Treatment is based on elimination of the causative drug, and treatment of the causative infectious agents. In Stevens-Johnson syndrome, systemic steroid therapy is still controversial. Nevertheless, systemic corticosteroid administration should be initiated at the early stage of the reaction. The initial dose ranges from 100-250 mg/day of prednisone, and it should be tapered very cautiously. Supportive measures are also important in patients with severe Stevens-Johnson syndrome...
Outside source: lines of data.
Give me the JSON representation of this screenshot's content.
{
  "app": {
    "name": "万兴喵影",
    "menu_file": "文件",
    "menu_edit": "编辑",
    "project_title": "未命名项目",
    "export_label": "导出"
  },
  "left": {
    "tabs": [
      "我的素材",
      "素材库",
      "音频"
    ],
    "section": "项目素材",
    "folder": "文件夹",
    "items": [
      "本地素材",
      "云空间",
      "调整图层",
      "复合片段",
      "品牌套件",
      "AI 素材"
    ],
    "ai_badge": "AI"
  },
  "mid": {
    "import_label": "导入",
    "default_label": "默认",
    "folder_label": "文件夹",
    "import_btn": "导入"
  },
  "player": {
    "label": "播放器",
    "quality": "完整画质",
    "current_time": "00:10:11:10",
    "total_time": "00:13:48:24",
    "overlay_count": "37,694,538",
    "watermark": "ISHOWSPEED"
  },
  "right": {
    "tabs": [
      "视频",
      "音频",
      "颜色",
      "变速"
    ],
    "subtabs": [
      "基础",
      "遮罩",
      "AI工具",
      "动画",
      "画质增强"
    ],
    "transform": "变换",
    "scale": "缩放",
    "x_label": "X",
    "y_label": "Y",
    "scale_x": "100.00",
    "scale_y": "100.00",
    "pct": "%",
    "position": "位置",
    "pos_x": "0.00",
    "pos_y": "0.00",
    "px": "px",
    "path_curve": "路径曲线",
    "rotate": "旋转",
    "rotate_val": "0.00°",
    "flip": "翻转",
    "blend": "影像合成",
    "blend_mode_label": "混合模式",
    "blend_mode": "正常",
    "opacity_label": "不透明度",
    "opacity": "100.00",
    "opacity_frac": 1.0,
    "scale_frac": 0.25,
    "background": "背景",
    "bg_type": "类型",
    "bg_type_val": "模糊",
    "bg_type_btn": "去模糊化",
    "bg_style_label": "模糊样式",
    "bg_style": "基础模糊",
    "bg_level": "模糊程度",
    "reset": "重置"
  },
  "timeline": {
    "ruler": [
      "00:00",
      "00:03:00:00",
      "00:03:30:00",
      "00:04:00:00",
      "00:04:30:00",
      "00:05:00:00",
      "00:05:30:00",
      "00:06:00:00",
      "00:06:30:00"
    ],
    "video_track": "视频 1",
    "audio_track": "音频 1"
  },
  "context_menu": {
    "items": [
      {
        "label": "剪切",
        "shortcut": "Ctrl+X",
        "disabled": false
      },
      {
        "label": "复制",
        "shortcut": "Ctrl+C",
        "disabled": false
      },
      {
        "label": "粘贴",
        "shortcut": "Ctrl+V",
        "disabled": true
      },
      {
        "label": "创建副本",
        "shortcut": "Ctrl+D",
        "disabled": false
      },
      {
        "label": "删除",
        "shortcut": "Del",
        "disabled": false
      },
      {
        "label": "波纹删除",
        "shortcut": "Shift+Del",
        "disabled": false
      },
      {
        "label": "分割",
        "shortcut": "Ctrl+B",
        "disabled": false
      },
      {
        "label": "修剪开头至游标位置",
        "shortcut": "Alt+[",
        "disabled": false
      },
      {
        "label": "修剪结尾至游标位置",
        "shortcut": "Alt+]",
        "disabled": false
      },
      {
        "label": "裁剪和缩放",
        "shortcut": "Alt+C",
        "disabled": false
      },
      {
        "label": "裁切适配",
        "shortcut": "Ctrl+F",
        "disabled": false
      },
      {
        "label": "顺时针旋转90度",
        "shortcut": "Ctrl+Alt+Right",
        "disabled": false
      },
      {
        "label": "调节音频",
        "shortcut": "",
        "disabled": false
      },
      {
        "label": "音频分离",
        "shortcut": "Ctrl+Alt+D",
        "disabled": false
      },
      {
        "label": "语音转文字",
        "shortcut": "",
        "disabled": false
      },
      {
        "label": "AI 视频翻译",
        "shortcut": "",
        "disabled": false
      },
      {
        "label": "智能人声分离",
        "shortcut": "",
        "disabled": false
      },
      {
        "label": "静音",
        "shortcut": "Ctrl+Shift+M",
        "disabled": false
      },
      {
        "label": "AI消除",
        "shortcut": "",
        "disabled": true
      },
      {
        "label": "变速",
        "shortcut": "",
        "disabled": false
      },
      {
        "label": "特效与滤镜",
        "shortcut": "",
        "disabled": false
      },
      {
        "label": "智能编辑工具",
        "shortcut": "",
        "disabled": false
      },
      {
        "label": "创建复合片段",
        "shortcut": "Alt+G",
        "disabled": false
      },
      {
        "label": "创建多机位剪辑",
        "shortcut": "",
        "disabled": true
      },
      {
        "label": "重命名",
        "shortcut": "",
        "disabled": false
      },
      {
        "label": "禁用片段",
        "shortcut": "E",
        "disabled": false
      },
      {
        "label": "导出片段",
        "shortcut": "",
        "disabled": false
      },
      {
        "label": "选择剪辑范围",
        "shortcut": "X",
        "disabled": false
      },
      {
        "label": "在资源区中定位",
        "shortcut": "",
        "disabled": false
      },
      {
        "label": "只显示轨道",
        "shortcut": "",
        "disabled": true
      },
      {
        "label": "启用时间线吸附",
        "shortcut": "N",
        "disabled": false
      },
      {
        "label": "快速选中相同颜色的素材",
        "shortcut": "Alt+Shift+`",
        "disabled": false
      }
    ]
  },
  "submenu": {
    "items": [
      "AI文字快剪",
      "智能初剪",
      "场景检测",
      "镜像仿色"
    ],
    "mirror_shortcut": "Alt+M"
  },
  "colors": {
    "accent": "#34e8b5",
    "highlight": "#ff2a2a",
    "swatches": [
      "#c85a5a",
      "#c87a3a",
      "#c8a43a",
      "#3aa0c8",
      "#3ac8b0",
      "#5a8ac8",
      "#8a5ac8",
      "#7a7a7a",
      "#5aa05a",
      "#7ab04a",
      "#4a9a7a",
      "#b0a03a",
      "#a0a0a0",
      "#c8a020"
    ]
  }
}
TOXIC EPIDERMAL NECROLYSIS (TEN) is the most devastating drug eruption of all. The monality rate has been reported to be 30-50%. The skin eruption is characterized by generalized erythema and denudation of the skin. Patients usually experience a prodrome of skin tenderness, fever, malaise, and arthralgia. This phase is quickly followed by a generalized maculopapular rash which rapidly progresses to confluent diffuse erythema. A positive Nickolsky sign may be elicited. ...


Treatment can be quite complex. TEN patients should be treated as burn patients. When the extent of denudation of the skin is severe, the patient is best managed and monitored in a burn unit. Patients should be monitored closely for fluid and electrolyte imbalance, thermal regulation, and infection. The use of systemic steroids in TEN is controversial.

Use of steroids for erythema multiforme in children

Use of steroids for erythema multiforme major is debatable because no randomized studies clearly indicate which children will benefit from this treatment. ...
www.pubmedcentral.nih.gov/articlerender.fcgi?artid=1479482 -

Diagnosis, classification, and management of erythema multiforme ...

Kakourou T, Klontza D, Soteropoulou F, Kattamis C. Corticosteroid treatment of erythema
multiforme major
(Stevens-Johnson syndrome) in children. ...
adc.bmjjournals.com/cgi/content/full/archdischild%3B83/4/347 -

 

Pathophysiology of Disease: An Introduction to Clinical Medicine -

by William Francis Ganong, Stephen J. McPhee - 2005 - Medical - 784 pages
Many examples of erythema multiforme major also display severe, widespread cutaneous involvement. Erythema multiforme major encompasses Stevens-Johnson ...
books.google.com/books?isbn=007144159X...

 

Erythema multiforme major following use of diclofenac

Erythema multiforme major following use of diclofenac. Brian A.P. Morris and
Suleman S. Remtulla. Full text. Full text is available as a scanned copy of the ...
www.pubmedcentral.nih.gov/articlerender.fcgi?artid=1346267 -

 

Erythema multiforme major following docetaxel.

OBJECTIVE: The objective was to report a severe skin reaction, erythema multiforme major, following .

 

Diagnosis, classification, and management of erythema multiforme ...

No 11, M15Labial herpesNoneHerpes (3) 8 daysNoYesNo Erythema multiforme
major
12, M 4orfAcyclovir (1) orf10 daysNoNoNo 13, M 6Bronchoendoscopy
Ampicillin (3) ...adc.bmjjournals.com/cgi/content/full/83/4/347 -

Erythema Multiforme and Toxic Epidermal Necrolysis

Many authors use the designation erythema multiforme minor and major, with EM
minor meaning skin lesions only, and EM major being synonymous with ...
www.bcm.edu/oto/grand/22092.html - 25k -

 

Increased Risk of Erythema Multiforme Major

Erythema multiforme major (EMM; Stevens-Johnson syndrome) is a cutaneous disorder associated with a wide variety of factors including ingestion of drugs ...
www.medscape.com/viewarticle/417931 -

 

Stevens-Johnson syndrome from Online Medical Dictionary

erythema multiforme major -->. Stevens-Johnson syndrome ... syndrome is considered
to be a variant of erythema multiforme that results in the formation of ...
cancerweb.ncl.ac.uk/cgi-bin/omd?erythema+multiforme+major - 4k -